» What needs to be done
Where in the records does the word "Laxis" appear? Copy each line that holds it.

▬▬▬▬▬▬

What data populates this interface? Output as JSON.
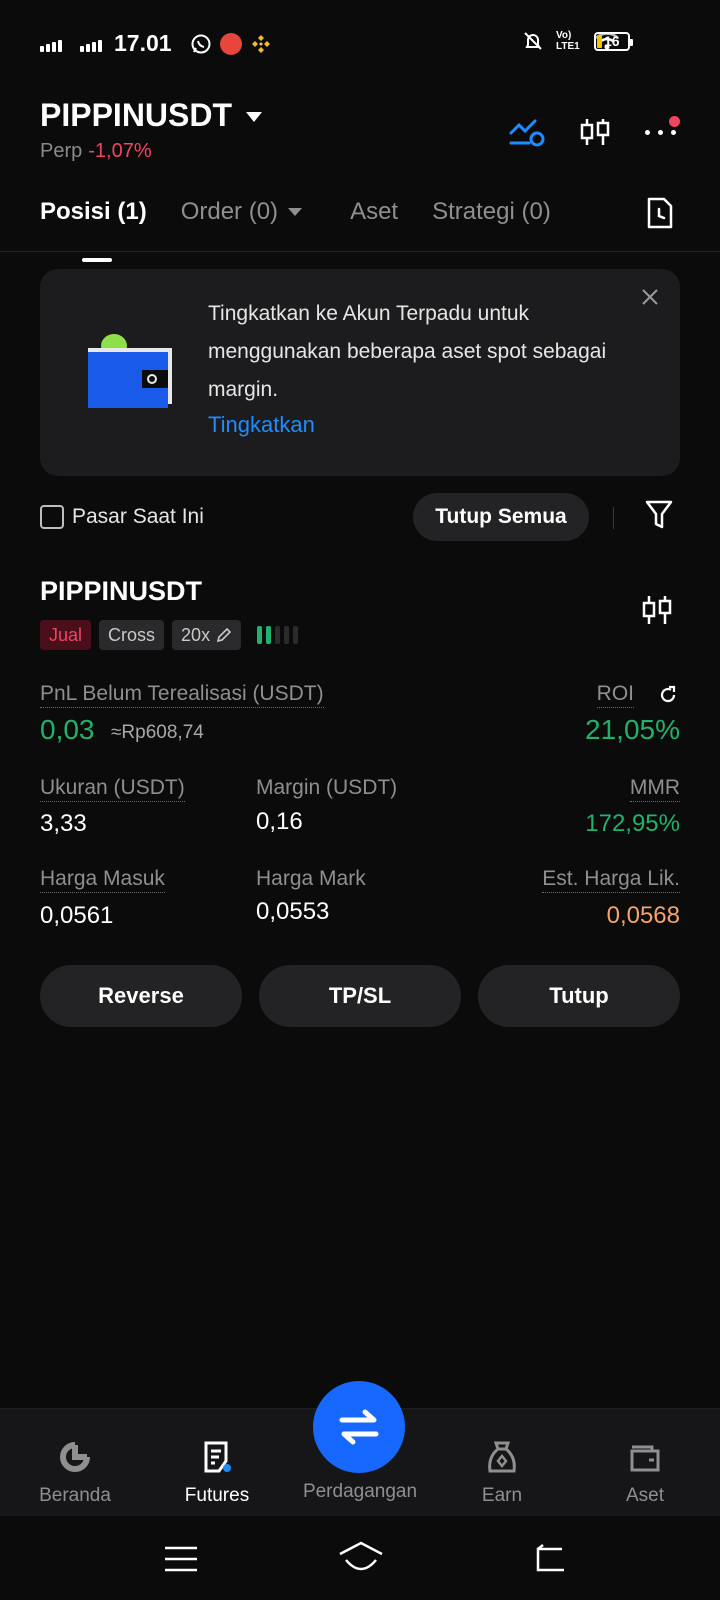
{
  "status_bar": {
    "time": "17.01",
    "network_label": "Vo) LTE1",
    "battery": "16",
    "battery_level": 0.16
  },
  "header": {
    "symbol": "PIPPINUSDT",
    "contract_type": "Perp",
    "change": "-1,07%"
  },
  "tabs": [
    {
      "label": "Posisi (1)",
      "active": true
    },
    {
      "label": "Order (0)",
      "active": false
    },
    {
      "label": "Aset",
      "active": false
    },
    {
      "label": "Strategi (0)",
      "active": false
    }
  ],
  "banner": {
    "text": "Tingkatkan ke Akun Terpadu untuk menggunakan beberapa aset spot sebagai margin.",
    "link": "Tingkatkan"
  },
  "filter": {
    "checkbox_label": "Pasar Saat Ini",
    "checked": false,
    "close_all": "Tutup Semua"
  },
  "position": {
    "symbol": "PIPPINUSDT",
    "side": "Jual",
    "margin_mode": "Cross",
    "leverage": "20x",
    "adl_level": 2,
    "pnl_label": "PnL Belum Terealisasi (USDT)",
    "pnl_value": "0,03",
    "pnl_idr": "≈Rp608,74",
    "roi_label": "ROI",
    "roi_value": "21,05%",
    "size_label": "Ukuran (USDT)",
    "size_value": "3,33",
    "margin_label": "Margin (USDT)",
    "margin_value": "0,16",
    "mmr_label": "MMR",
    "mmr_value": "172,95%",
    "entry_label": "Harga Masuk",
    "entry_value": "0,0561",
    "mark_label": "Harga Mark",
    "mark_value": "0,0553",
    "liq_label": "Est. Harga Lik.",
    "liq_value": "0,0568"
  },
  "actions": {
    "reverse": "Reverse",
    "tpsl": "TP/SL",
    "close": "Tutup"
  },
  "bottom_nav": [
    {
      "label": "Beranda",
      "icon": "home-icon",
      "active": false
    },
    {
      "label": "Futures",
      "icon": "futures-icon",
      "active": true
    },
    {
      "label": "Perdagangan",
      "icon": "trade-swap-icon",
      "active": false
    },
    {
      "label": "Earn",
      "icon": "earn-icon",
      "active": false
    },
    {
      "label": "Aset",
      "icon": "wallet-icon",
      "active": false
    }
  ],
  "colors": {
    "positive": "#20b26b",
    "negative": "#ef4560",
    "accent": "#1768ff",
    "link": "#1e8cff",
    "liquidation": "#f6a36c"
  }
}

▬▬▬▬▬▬

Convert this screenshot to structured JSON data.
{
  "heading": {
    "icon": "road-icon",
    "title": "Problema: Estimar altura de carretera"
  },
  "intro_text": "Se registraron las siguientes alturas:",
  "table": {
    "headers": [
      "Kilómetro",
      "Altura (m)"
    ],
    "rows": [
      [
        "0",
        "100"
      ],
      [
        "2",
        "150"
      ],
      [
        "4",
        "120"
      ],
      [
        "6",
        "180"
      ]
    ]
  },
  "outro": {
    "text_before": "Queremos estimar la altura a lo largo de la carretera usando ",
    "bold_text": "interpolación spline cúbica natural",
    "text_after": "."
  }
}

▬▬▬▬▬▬

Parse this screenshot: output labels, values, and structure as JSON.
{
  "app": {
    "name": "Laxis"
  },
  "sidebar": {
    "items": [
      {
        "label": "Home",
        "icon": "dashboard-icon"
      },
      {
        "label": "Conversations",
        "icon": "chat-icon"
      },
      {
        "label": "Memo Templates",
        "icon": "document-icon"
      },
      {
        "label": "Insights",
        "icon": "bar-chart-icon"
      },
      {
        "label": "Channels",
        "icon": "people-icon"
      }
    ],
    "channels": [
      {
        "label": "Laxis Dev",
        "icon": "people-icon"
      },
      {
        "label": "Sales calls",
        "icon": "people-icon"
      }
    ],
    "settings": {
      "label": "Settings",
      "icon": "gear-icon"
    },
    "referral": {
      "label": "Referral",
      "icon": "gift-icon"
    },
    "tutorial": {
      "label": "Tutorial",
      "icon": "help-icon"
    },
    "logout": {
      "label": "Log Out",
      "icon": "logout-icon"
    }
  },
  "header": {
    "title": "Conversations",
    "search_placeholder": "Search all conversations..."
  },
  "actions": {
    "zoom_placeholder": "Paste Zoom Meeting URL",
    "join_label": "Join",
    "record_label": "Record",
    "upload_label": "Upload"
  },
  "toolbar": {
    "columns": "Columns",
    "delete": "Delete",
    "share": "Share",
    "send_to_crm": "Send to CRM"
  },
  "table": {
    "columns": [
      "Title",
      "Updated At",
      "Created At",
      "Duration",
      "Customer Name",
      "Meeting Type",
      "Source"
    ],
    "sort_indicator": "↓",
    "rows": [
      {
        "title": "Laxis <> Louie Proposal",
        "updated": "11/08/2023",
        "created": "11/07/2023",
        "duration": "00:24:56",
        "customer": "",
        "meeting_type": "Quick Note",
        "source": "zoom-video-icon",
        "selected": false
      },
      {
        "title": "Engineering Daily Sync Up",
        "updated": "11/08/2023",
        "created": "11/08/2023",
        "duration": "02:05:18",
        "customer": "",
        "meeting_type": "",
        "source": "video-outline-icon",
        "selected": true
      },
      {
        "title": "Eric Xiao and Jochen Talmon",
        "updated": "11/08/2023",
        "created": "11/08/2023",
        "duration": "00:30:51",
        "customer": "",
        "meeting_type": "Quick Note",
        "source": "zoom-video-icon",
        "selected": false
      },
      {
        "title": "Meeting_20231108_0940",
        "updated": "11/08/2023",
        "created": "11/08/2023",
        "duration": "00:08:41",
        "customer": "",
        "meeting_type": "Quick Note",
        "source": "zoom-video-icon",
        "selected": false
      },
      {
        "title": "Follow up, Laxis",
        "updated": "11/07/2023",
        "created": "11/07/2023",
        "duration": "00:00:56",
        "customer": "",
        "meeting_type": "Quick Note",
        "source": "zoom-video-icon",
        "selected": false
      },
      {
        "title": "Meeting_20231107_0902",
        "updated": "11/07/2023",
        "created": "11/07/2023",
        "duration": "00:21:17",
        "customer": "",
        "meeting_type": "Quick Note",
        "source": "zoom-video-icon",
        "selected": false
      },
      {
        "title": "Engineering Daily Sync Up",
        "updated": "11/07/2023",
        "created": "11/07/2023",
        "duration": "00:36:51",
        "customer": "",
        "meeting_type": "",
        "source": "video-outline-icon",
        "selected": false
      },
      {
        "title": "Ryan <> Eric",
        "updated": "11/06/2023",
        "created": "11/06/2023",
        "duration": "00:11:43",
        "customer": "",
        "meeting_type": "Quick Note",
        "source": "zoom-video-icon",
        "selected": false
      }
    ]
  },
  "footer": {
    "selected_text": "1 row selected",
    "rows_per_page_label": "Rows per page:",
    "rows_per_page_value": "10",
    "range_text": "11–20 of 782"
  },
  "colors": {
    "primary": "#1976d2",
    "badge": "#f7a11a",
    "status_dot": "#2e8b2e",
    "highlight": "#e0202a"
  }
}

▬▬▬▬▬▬

» Response to this exercise
    "name": "Laxis"
        "label": "Laxis Dev",
        "title": "Laxis <> Louie Proposal",
        "title": "Follow up, Laxis",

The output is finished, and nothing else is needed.